All of these folks were quite astonished when I told them that we never get food brought to our door in America.  They gladly obliged when I asked for their photo to tell all of you about them.  Several promptly asked for a copy of their picture!  :)

7 comments:

Rhett, Megan, Claire, Ford & Gus said...

Interesting . . . the vegetable ladies are banned from selling door to door here. We have to go to the market to buy from them. Why am I paying 150ksh for a dozen eggs and you are paying 100ksh? Hmmm. I think there is price control here! We are boxed milk all the way - I just can go there - it smells gross.

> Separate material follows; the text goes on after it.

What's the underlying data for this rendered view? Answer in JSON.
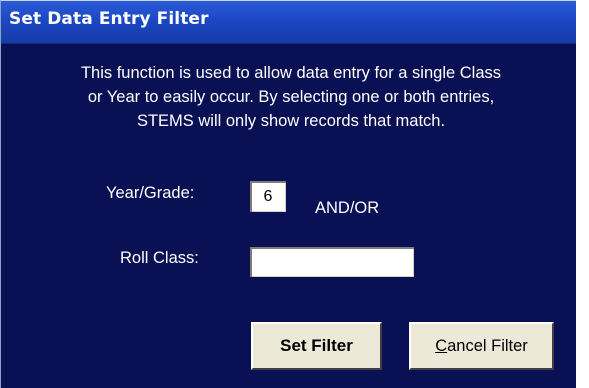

John and Jessica Cropsey said...

Megan, we actually pay 120 for a dozen. I didn't realize my mistake until you commented! I think that price is even a little high. You can probably get them for 8-9 shillings each, but I figure it supports an orphanage. I hear you on the milk, but am all about giving it to the kids if they'll drink it. I have to add a little Milo to Elise's. Micah doesn't know any better. :)

The Drs. McLaughlin said...

Mmm, tasty milk. --Eric

Anonymous said...

I know you all have an Ann Arbor connection, because I read about you in the 'newspaper', so I wanted to let you know that there is still home milk delivery in southeast Michigan! Calder Dairy does the delivery. I have neighbors who get it.

Sandy said...

What a fun post!!! I loved seeing the pictures of your friends who bring by produce and other food!

hankwillisdds said...

Beets are excellent! Try peeling and slicing them about 1/4 inch thick. toss in a bit of oil, salt and pepper. Then roast them in the oven about 400 degrees for 15-25 minutes. They're also great grilled.

We get fresh raw cow milk weekly from some friends here in Idaho who have a cow. And they deliver it! :-) Our next door neighbor raises goats, but I'm not a big goat milk fan.

Kristin said...

Hmm. Your "fresh cow milk" post must have captured my imagination, because last night I dreamed about it...it was pretty bright red, like strawberries, and Jessica was drinking bunches. (Also, btw, in this dream, the McCropder men were cooking dinner for everyone. A hint? Prophecy?)